**Stored data:**
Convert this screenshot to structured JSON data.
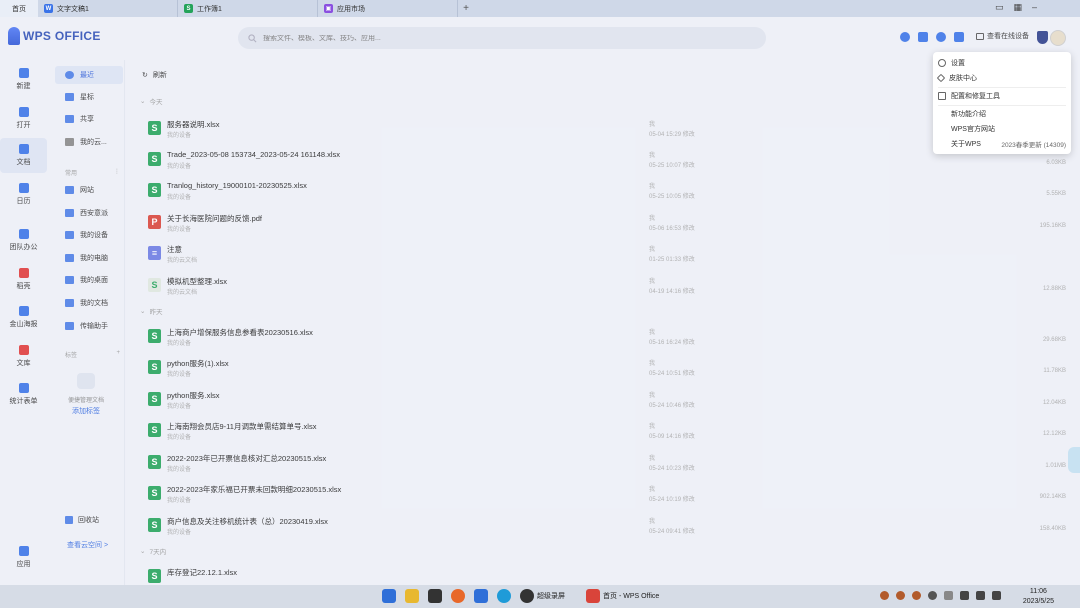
{
  "tabs": [
    {
      "label": "首页",
      "icon": "home-tab",
      "color": "#ffffff"
    },
    {
      "label": "文字文稿1",
      "icon": "writer-doc-icon",
      "color": "#3a73e8",
      "glyph": "W"
    },
    {
      "label": "工作簿1",
      "icon": "spreadsheet-icon",
      "color": "#24a35a",
      "glyph": "S"
    },
    {
      "label": "应用市场",
      "icon": "app-market-icon",
      "color": "#8a4fe0",
      "glyph": "▣"
    }
  ],
  "app": {
    "logo_text": "WPS OFFICE"
  },
  "search": {
    "placeholder": "搜索文件、模板、文库、技巧、应用..."
  },
  "header": {
    "online_devices": "查看在线设备"
  },
  "rail": [
    {
      "label": "新建",
      "icon": "plus-icon",
      "color": "#3a73e8"
    },
    {
      "label": "打开",
      "icon": "folder-open-icon",
      "color": "#3a73e8"
    },
    {
      "label": "文档",
      "icon": "document-icon",
      "color": "#3a73e8",
      "active": true
    },
    {
      "label": "日历",
      "icon": "calendar-icon",
      "color": "#3a73e8"
    },
    {
      "label": "团队办公",
      "icon": "team-icon",
      "color": "#3a73e8"
    },
    {
      "label": "稻壳",
      "icon": "docer-icon",
      "color": "#e03a3a"
    },
    {
      "label": "金山海报",
      "icon": "poster-icon",
      "color": "#3a73e8"
    },
    {
      "label": "文库",
      "icon": "library-icon",
      "color": "#e03a3a"
    },
    {
      "label": "统计表单",
      "icon": "form-icon",
      "color": "#3a73e8"
    },
    {
      "label": "应用",
      "icon": "apps-grid-icon",
      "color": "#3a73e8"
    }
  ],
  "nav": {
    "primary": [
      {
        "label": "最近",
        "icon": "clock-icon",
        "active": true
      },
      {
        "label": "星标",
        "icon": "star-icon"
      },
      {
        "label": "共享",
        "icon": "share-icon"
      },
      {
        "label": "我的云...",
        "icon": "cloud-icon"
      }
    ],
    "common_header": "常用",
    "common": [
      {
        "label": "网站",
        "icon": "folder-icon"
      },
      {
        "label": "西安意派",
        "icon": "folder-icon"
      },
      {
        "label": "我的设备",
        "icon": "folder-icon"
      },
      {
        "label": "我的电脑",
        "icon": "folder-icon"
      },
      {
        "label": "我的桌面",
        "icon": "folder-icon"
      },
      {
        "label": "我的文档",
        "icon": "folder-icon"
      },
      {
        "label": "传输助手",
        "icon": "folder-icon"
      }
    ],
    "tags_header": "标签",
    "tags_empty_text": "便捷管理文档",
    "tags_add": "添加标签",
    "recycle": "回收站",
    "cloud_space": "查看云空间 >"
  },
  "main": {
    "refresh": "刷新",
    "groups": [
      {
        "label": "今天",
        "files": [
          {
            "name": "服务器说明.xlsx",
            "type": "xlsx",
            "location": "我的设备",
            "owner": "我",
            "time": "05-04 15:29 修改",
            "size": ""
          },
          {
            "name": "Trade_2023-05-08 153734_2023-05-24 161148.xlsx",
            "type": "xlsx",
            "location": "我的设备",
            "owner": "我",
            "time": "05-25 10:07 修改",
            "size": "6.03KB"
          },
          {
            "name": "Tranlog_history_19000101-20230525.xlsx",
            "type": "xlsx",
            "location": "我的设备",
            "owner": "我",
            "time": "05-25 10:05 修改",
            "size": "5.55KB"
          },
          {
            "name": "关于长海医院问题的反馈.pdf",
            "type": "pdf",
            "location": "我的设备",
            "owner": "我",
            "time": "05-06 16:53 修改",
            "size": "195.16KB"
          },
          {
            "name": "注意",
            "type": "note",
            "location": "我的云文档",
            "owner": "我",
            "time": "01-25 01:33 修改",
            "size": ""
          },
          {
            "name": "模拟机型整理.xlsx",
            "type": "xlsx",
            "location": "我的云文档",
            "owner": "我",
            "time": "04-19 14:16 修改",
            "size": "12.88KB"
          }
        ]
      },
      {
        "label": "昨天",
        "files": [
          {
            "name": "上海商户增保服务信息参看表20230516.xlsx",
            "type": "xlsx",
            "location": "我的设备",
            "owner": "我",
            "time": "05-16 16:24 修改",
            "size": "29.68KB"
          },
          {
            "name": "python服务(1).xlsx",
            "type": "xlsx",
            "location": "我的设备",
            "owner": "我",
            "time": "05-24 10:51 修改",
            "size": "11.78KB"
          },
          {
            "name": "python服务.xlsx",
            "type": "xlsx",
            "location": "我的设备",
            "owner": "我",
            "time": "05-24 10:46 修改",
            "size": "12.04KB"
          },
          {
            "name": "上海南翔会员店9-11月调款单需结算单号.xlsx",
            "type": "xlsx",
            "location": "我的设备",
            "owner": "我",
            "time": "05-09 14:16 修改",
            "size": "12.12KB"
          },
          {
            "name": "2022-2023年已开票信息核对汇总20230515.xlsx",
            "type": "xlsx",
            "location": "我的设备",
            "owner": "我",
            "time": "05-24 10:23 修改",
            "size": "1.01MB"
          },
          {
            "name": "2022-2023年家乐福已开票未回款明细20230515.xlsx",
            "type": "xlsx",
            "location": "我的设备",
            "owner": "我",
            "time": "05-24 10:19 修改",
            "size": "902.14KB"
          },
          {
            "name": "商户信息及关注移机统计表（总）20230419.xlsx",
            "type": "xlsx",
            "location": "我的设备",
            "owner": "我",
            "time": "05-24 09:41 修改",
            "size": "158.40KB"
          }
        ]
      },
      {
        "label": "7天内",
        "files": [
          {
            "name": "库存登记22.12.1.xlsx",
            "type": "xlsx",
            "location": "我的设备",
            "owner": "",
            "time": "",
            "size": ""
          }
        ]
      }
    ]
  },
  "menu": {
    "items": [
      {
        "label": "设置",
        "icon": "gear-icon"
      },
      {
        "label": "皮肤中心",
        "icon": "brush-icon"
      },
      {
        "label": "配置和修复工具",
        "icon": "wrench-icon"
      },
      {
        "label": "新功能介绍",
        "icon": ""
      },
      {
        "label": "WPS官方网站",
        "icon": ""
      },
      {
        "label": "关于WPS",
        "icon": "",
        "extra": "2023春季更新 (14309)"
      }
    ]
  },
  "taskbar": {
    "apps": [
      {
        "label": "",
        "icon": "windows-start-icon",
        "color": "#2f6fd8"
      },
      {
        "label": "",
        "icon": "file-explorer-icon",
        "color": "#e8b830"
      },
      {
        "label": "",
        "icon": "xmind-icon",
        "color": "#333333"
      },
      {
        "label": "",
        "icon": "firefox-icon",
        "color": "#e8682a"
      },
      {
        "label": "",
        "icon": "mail-icon",
        "color": "#2f6fd8"
      },
      {
        "label": "",
        "icon": "edge-icon",
        "color": "#1f9bd8"
      },
      {
        "label": "超级录屏",
        "icon": "screen-recorder-icon",
        "color": "#333333"
      },
      {
        "label": "首页 - WPS Office",
        "icon": "wps-taskbar-icon",
        "color": "#d9443a"
      }
    ],
    "time": "11:06",
    "date": "2023/5/25"
  }
}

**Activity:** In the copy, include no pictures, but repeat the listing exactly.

**Exercise output:**
Convert this screenshot to structured JSON data.
{
  "tabs": [
    {
      "label": "首页",
      "icon": "home-tab",
      "color": "#ffffff"
    },
    {
      "label": "文字文稿1",
      "icon": "writer-doc-icon",
      "color": "#3a73e8",
      "glyph": "W"
    },
    {
      "label": "工作簿1",
      "icon": "spreadsheet-icon",
      "color": "#24a35a",
      "glyph": "S"
    },
    {
      "label": "应用市场",
      "icon": "app-market-icon",
      "color": "#8a4fe0",
      "glyph": "▣"
    }
  ],
  "app": {
    "logo_text": "WPS OFFICE"
  },
  "search": {
    "placeholder": "搜索文件、模板、文库、技巧、应用..."
  },
  "header": {
    "online_devices": "查看在线设备"
  },
  "rail": [
    {
      "label": "新建",
      "icon": "plus-icon",
      "color": "#3a73e8"
    },
    {
      "label": "打开",
      "icon": "folder-open-icon",
      "color": "#3a73e8"
    },
    {
      "label": "文档",
      "icon": "document-icon",
      "color": "#3a73e8",
      "active": true
    },
    {
      "label": "日历",
      "icon": "calendar-icon",
      "color": "#3a73e8"
    },
    {
      "label": "团队办公",
      "icon": "team-icon",
      "color": "#3a73e8"
    },
    {
      "label": "稻壳",
      "icon": "docer-icon",
      "color": "#e03a3a"
    },
    {
      "label": "金山海报",
      "icon": "poster-icon",
      "color": "#3a73e8"
    },
    {
      "label": "文库",
      "icon": "library-icon",
      "color": "#e03a3a"
    },
    {
      "label": "统计表单",
      "icon": "form-icon",
      "color": "#3a73e8"
    },
    {
      "label": "应用",
      "icon": "apps-grid-icon",
      "color": "#3a73e8"
    }
  ],
  "nav": {
    "primary": [
      {
        "label": "最近",
        "icon": "clock-icon",
        "active": true
      },
      {
        "label": "星标",
        "icon": "star-icon"
      },
      {
        "label": "共享",
        "icon": "share-icon"
      },
      {
        "label": "我的云...",
        "icon": "cloud-icon"
      }
    ],
    "common_header": "常用",
    "common": [
      {
        "label": "网站",
        "icon": "folder-icon"
      },
      {
        "label": "西安意派",
        "icon": "folder-icon"
      },
      {
        "label": "我的设备",
        "icon": "folder-icon"
      },
      {
        "label": "我的电脑",
        "icon": "folder-icon"
      },
      {
        "label": "我的桌面",
        "icon": "folder-icon"
      },
      {
        "label": "我的文档",
        "icon": "folder-icon"
      },
      {
        "label": "传输助手",
        "icon": "folder-icon"
      }
    ],
    "tags_header": "标签",
    "tags_empty_text": "便捷管理文档",
    "tags_add": "添加标签",
    "recycle": "回收站",
    "cloud_space": "查看云空间 >"
  },
  "main": {
    "refresh": "刷新",
    "groups": [
      {
        "label": "今天",
        "files": [
          {
            "name": "服务器说明.xlsx",
            "type": "xlsx",
            "location": "我的设备",
            "owner": "我",
            "time": "05-04 15:29 修改",
            "size": ""
          },
          {
            "name": "Trade_2023-05-08 153734_2023-05-24 161148.xlsx",
            "type": "xlsx",
            "location": "我的设备",
            "owner": "我",
            "time": "05-25 10:07 修改",
            "size": "6.03KB"
          },
          {
            "name": "Tranlog_history_19000101-20230525.xlsx",
            "type": "xlsx",
            "location": "我的设备",
            "owner": "我",
            "time": "05-25 10:05 修改",
            "size": "5.55KB"
          },
          {
            "name": "关于长海医院问题的反馈.pdf",
            "type": "pdf",
            "location": "我的设备",
            "owner": "我",
            "time": "05-06 16:53 修改",
            "size": "195.16KB"
          },
          {
            "name": "注意",
            "type": "note",
            "location": "我的云文档",
            "owner": "我",
            "time": "01-25 01:33 修改",
            "size": ""
          },
          {
            "name": "模拟机型整理.xlsx",
            "type": "xlsx",
            "location": "我的云文档",
            "owner": "我",
            "time": "04-19 14:16 修改",
            "size": "12.88KB"
          }
        ]
      },
      {
        "label": "昨天",
        "files": [
          {
            "name": "上海商户增保服务信息参看表20230516.xlsx",
            "type": "xlsx",
            "location": "我的设备",
            "owner": "我",
            "time": "05-16 16:24 修改",
            "size": "29.68KB"
          },
          {
            "name": "python服务(1).xlsx",
            "type": "xlsx",
            "location": "我的设备",
            "owner": "我",
            "time": "05-24 10:51 修改",
            "size": "11.78KB"
          },
          {
            "name": "python服务.xlsx",
            "type": "xlsx",
            "location": "我的设备",
            "owner": "我",
            "time": "05-24 10:46 修改",
            "size": "12.04KB"
          },
          {
            "name": "上海南翔会员店9-11月调款单需结算单号.xlsx",
            "type": "xlsx",
            "location": "我的设备",
            "owner": "我",
            "time": "05-09 14:16 修改",
            "size": "12.12KB"
          },
          {
            "name": "2022-2023年已开票信息核对汇总20230515.xlsx",
            "type": "xlsx",
            "location": "我的设备",
            "owner": "我",
            "time": "05-24 10:23 修改",
            "size": "1.01MB"
          },
          {
            "name": "2022-2023年家乐福已开票未回款明细20230515.xlsx",
            "type": "xlsx",
            "location": "我的设备",
            "owner": "我",
            "time": "05-24 10:19 修改",
            "size": "902.14KB"
          },
          {
            "name": "商户信息及关注移机统计表（总）20230419.xlsx",
            "type": "xlsx",
            "location": "我的设备",
            "owner": "我",
            "time": "05-24 09:41 修改",
            "size": "158.40KB"
          }
        ]
      },
      {
        "label": "7天内",
        "files": [
          {
            "name": "库存登记22.12.1.xlsx",
            "type": "xlsx",
            "location": "我的设备",
            "owner": "",
            "time": "",
            "size": ""
          }
        ]
      }
    ]
  },
  "menu": {
    "items": [
      {
        "label": "设置",
        "icon": "gear-icon"
      },
      {
        "label": "皮肤中心",
        "icon": "brush-icon"
      },
      {
        "label": "配置和修复工具",
        "icon": "wrench-icon"
      },
      {
        "label": "新功能介绍",
        "icon": ""
      },
      {
        "label": "WPS官方网站",
        "icon": ""
      },
      {
        "label": "关于WPS",
        "icon": "",
        "extra": "2023春季更新 (14309)"
      }
    ]
  },
  "taskbar": {
    "apps": [
      {
        "label": "",
        "icon": "windows-start-icon",
        "color": "#2f6fd8"
      },
      {
        "label": "",
        "icon": "file-explorer-icon",
        "color": "#e8b830"
      },
      {
        "label": "",
        "icon": "xmind-icon",
        "color": "#333333"
      },
      {
        "label": "",
        "icon": "firefox-icon",
        "color": "#e8682a"
      },
      {
        "label": "",
        "icon": "mail-icon",
        "color": "#2f6fd8"
      },
      {
        "label": "",
        "icon": "edge-icon",
        "color": "#1f9bd8"
      },
      {
        "label": "超级录屏",
        "icon": "screen-recorder-icon",
        "color": "#333333"
      },
      {
        "label": "首页 - WPS Office",
        "icon": "wps-taskbar-icon",
        "color": "#d9443a"
      }
    ],
    "time": "11:06",
    "date": "2023/5/25"
  }
}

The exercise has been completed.